What was the filming process like?
Torre: It was the most stressful thing I’ve ever done but also one of the most rewarding. I really enjoyed the creative aspect of putting it all together. From story boarding, to determining camera shots and even choosing colors for the walls. Then being able to go out and actually shoot a film that had already been inside my head for months. There were some challenges along the way when things didn’t work out the way I had originally envisioned, but I really enjoyed the process of overcoming them.
What was it like working with Kipp Shiotani?
Tiu: Kipp was wonderful and was really involved in the creative process. For us, it was almost like playing tennis. You’re really able to volley back and forth when you find someone who is just as passionate as you are about the craft and story.
What can you tell me about the film’s upcoming theatrical run?
Tiu: We’ll have our Canadian premiere in Toronto next month and will then be having showings in LA, Salt Lake City, Chicago, Milwaukee and Miami.
Torre: We’ve also been chosen for the Big Island Film Festival in Hawaii at the end of May and have a few more festivals lined up. Then we’ll be looking into a larger theatrical release and VOD.
What other projects are you currently working on?
Tiu: I’m currently writing a project of my own that has to deal with the issue of death and how we wrap our heads around it. I also play Nurse Lailani in a series called Chasing Life which premieres this summer on ABC Family.
Torre: I play a lead role in a film called “Eenie Meenie Miney Moe” that’s coming out April 15th on Red Box. I also have a script for a short film that I’ll direct and also star in with Chuti.

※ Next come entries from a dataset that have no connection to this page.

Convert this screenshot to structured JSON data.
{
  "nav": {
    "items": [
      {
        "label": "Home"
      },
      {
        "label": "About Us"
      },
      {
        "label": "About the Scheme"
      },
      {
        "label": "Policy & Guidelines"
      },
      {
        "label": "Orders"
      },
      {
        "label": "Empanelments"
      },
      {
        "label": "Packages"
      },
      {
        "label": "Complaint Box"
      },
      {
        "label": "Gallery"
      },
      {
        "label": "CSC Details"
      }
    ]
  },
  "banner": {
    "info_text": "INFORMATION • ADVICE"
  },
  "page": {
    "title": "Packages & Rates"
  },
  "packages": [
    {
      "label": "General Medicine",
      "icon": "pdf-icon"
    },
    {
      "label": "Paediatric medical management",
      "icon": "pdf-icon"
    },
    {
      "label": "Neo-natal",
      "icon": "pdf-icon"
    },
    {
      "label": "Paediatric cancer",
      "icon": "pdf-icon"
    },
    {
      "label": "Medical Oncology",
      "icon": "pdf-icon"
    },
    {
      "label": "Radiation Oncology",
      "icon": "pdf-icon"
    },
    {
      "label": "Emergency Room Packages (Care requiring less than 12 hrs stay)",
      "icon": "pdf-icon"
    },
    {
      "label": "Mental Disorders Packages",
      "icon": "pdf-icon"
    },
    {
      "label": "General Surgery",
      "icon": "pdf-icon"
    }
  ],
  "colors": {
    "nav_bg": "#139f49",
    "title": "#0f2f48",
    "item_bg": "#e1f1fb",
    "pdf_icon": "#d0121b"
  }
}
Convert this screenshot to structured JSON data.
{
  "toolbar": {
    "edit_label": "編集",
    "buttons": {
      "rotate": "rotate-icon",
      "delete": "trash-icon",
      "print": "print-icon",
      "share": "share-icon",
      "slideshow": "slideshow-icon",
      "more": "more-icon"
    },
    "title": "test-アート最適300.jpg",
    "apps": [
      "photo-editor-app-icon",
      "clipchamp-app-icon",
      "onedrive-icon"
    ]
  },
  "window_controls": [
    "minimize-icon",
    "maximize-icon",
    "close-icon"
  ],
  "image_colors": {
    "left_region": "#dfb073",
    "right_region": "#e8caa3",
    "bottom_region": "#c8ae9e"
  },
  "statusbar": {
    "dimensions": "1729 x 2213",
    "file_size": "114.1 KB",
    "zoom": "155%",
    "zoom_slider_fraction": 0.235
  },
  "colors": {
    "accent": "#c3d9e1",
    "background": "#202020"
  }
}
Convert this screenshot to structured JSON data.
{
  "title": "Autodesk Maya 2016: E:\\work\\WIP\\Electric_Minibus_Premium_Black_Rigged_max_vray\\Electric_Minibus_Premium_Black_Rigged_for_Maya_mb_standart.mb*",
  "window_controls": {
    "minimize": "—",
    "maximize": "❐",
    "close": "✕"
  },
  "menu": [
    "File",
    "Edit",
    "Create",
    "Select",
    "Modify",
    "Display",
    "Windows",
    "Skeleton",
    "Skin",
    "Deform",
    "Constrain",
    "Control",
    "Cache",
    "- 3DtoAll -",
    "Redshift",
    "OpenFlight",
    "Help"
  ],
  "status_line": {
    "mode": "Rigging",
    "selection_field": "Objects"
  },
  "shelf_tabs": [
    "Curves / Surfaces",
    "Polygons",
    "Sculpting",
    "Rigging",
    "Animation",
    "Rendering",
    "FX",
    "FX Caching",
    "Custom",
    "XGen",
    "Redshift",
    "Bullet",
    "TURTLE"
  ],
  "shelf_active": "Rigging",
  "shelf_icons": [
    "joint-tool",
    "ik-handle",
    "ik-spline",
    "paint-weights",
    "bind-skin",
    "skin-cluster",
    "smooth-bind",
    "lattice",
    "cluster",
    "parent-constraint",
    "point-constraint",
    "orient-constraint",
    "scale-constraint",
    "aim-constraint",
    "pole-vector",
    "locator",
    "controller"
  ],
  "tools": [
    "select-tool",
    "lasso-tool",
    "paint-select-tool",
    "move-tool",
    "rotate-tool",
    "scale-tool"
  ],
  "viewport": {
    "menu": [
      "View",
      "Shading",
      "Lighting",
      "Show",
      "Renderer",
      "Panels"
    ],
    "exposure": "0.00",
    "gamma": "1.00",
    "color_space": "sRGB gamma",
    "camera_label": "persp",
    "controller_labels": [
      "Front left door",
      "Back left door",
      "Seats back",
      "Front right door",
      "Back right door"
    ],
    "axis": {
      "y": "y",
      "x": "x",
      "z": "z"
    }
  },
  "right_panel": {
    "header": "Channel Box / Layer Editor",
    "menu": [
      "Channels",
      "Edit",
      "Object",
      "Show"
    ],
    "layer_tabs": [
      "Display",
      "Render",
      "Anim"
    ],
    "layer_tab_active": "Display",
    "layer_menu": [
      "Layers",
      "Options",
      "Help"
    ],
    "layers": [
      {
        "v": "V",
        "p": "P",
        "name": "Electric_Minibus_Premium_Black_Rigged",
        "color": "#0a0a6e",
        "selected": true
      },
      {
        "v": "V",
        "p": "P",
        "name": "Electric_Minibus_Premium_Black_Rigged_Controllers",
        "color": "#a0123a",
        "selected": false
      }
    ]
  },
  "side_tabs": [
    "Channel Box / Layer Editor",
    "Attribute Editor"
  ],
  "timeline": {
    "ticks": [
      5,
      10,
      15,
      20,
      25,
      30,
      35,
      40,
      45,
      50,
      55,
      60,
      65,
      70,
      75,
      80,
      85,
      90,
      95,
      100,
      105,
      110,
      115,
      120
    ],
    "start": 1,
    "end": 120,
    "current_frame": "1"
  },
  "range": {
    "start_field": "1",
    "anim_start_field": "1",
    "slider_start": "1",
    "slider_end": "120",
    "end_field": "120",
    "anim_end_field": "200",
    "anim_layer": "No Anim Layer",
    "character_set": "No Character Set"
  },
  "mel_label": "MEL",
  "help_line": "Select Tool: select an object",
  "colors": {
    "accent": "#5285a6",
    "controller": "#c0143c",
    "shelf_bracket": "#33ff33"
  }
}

It’s the story about two characters from two different worlds who have nothing in common but meet once a week in a motel room. There are a few twists in the story as well. Then there’s Lunarticking, which is a film Chuti and I co-wrote along with a friend. It’s an emotional thriller that we hope to start filming at the end of the year.
How does completing this film compare to some of your other projects?
Torre: It’s much more rewarding. In a way, it’s like having a child. You don’t know what he or she is going to grow up to be like or how they’ll be perceived by the world, but you’re proud with each step that you take. Having people come up and tell us they identify with the characters is the real gift. It was our vision, but it took the help of a lot of people behind the scenes to make it happen. As an actor and director you often get a lot of credit, but if you don’t have a great team bringing their own creativity and input you don’t have a film. Our cast and crew was extremely diverse in background and it was important to have that kind of family to work with. They’re all part of this journey and its been fantastic.
Tiu: As an actor, I always thought of myself as one of the colors being used for an amazing painting. For this project, Oscar and I have been the painter and the canvas as well as some of the colors. It’s been our baby from the blank page on up and it’s great to see that we’ve been able to move and inspire people. It’s why we create art in the first place.